## WHAT YOU HAVE TO DO
Reproduce each line from the records that holds "home".

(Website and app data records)
============================================================

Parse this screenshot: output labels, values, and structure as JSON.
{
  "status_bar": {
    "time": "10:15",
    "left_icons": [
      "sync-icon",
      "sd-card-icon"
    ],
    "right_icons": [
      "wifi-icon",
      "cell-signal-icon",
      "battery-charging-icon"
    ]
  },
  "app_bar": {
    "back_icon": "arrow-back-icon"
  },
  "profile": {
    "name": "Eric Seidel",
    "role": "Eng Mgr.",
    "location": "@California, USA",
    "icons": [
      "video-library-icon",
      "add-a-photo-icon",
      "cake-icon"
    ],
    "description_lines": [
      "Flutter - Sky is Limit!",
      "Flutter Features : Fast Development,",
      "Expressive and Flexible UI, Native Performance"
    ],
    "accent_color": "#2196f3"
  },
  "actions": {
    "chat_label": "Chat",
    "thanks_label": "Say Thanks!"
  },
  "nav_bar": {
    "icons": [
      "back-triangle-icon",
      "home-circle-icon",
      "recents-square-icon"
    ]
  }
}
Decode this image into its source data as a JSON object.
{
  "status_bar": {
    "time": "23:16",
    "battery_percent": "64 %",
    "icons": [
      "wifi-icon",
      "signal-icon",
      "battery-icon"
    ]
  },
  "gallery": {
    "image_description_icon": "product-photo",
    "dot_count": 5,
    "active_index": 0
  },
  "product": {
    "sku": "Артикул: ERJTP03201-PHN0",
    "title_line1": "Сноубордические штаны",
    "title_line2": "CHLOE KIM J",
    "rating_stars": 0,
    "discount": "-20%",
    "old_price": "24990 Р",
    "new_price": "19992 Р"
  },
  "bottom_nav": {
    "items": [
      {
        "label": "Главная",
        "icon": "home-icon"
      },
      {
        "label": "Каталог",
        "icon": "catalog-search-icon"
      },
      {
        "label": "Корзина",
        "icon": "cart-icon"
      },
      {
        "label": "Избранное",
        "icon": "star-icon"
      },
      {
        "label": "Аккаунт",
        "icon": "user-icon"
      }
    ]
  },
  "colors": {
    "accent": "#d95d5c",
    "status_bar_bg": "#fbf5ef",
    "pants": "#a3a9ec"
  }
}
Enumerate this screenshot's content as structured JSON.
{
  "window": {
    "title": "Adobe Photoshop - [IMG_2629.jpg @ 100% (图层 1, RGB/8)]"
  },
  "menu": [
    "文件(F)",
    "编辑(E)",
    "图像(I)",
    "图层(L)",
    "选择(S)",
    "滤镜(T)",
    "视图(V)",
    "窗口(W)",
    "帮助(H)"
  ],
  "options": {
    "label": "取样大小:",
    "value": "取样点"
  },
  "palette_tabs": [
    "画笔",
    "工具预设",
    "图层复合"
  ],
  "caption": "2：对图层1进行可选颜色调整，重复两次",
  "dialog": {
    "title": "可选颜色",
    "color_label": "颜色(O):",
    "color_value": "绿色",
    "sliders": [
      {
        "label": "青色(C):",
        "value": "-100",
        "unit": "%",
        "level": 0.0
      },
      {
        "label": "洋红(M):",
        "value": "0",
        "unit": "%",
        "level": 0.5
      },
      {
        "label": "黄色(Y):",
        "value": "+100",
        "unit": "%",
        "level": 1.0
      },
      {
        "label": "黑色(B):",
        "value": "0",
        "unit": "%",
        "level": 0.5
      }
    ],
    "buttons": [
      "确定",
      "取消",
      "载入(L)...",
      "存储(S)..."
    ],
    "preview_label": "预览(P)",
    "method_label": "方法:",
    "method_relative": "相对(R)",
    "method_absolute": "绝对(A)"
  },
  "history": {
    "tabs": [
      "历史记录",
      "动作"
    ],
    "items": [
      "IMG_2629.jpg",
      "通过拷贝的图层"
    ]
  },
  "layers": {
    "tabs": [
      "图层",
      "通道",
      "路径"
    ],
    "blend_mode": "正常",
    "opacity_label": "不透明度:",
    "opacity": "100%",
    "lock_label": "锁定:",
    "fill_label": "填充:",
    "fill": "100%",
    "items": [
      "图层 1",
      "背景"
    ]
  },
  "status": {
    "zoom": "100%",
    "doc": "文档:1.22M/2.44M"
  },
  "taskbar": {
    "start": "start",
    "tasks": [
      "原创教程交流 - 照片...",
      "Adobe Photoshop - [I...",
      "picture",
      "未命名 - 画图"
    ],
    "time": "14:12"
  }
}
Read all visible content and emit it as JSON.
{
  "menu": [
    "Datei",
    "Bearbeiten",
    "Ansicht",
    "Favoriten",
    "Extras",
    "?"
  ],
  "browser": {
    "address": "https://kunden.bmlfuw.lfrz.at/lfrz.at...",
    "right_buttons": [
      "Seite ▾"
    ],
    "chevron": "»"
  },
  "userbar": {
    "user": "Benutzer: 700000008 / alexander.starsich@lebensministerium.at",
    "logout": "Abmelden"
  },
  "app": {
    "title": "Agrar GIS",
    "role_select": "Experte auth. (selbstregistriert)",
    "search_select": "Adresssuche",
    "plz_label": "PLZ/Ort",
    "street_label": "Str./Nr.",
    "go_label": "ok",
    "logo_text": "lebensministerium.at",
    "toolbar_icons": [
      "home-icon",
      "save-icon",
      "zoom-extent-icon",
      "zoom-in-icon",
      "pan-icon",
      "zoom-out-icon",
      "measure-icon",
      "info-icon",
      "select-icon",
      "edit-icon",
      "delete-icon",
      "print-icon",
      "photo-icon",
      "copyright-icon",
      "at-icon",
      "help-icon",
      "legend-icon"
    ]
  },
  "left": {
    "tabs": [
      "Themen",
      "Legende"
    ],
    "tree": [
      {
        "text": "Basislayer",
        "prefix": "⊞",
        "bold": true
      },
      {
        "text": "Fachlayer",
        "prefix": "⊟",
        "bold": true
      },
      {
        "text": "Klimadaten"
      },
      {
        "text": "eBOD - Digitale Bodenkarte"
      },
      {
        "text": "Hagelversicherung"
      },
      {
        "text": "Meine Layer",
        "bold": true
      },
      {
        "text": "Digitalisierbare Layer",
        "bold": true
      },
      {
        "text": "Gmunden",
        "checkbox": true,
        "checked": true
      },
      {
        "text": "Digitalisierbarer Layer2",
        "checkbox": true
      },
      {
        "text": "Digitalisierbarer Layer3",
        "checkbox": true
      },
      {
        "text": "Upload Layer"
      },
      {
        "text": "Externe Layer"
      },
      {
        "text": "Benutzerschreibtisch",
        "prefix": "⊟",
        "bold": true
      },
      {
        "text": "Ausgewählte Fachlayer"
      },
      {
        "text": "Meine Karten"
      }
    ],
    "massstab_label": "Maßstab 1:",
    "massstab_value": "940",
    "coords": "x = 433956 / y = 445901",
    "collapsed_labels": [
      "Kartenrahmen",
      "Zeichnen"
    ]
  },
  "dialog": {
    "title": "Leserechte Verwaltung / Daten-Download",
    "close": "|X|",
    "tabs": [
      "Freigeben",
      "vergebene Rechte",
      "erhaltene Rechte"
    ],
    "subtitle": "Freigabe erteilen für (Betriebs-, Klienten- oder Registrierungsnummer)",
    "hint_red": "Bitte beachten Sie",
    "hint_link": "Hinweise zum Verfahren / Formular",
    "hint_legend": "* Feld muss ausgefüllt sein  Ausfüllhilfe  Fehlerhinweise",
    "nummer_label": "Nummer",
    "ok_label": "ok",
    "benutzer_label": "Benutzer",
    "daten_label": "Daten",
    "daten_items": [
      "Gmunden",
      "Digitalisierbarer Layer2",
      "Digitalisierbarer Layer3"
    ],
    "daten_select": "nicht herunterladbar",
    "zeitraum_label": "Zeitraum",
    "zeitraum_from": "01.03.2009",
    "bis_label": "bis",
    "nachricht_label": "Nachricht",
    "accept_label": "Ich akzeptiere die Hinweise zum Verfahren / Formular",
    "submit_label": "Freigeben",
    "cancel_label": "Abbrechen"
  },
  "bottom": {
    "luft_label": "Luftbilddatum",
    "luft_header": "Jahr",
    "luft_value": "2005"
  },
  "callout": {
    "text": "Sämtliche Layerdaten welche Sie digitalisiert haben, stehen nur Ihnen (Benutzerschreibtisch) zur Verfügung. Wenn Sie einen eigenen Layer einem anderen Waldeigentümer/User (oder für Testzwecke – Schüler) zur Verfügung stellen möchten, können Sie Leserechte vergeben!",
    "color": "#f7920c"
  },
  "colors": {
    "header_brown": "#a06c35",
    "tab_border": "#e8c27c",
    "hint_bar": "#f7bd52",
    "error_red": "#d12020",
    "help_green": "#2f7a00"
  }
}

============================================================

## FINISHED TASK
      "home-circle-icon",
        "icon": "home-icon"
      "home-icon",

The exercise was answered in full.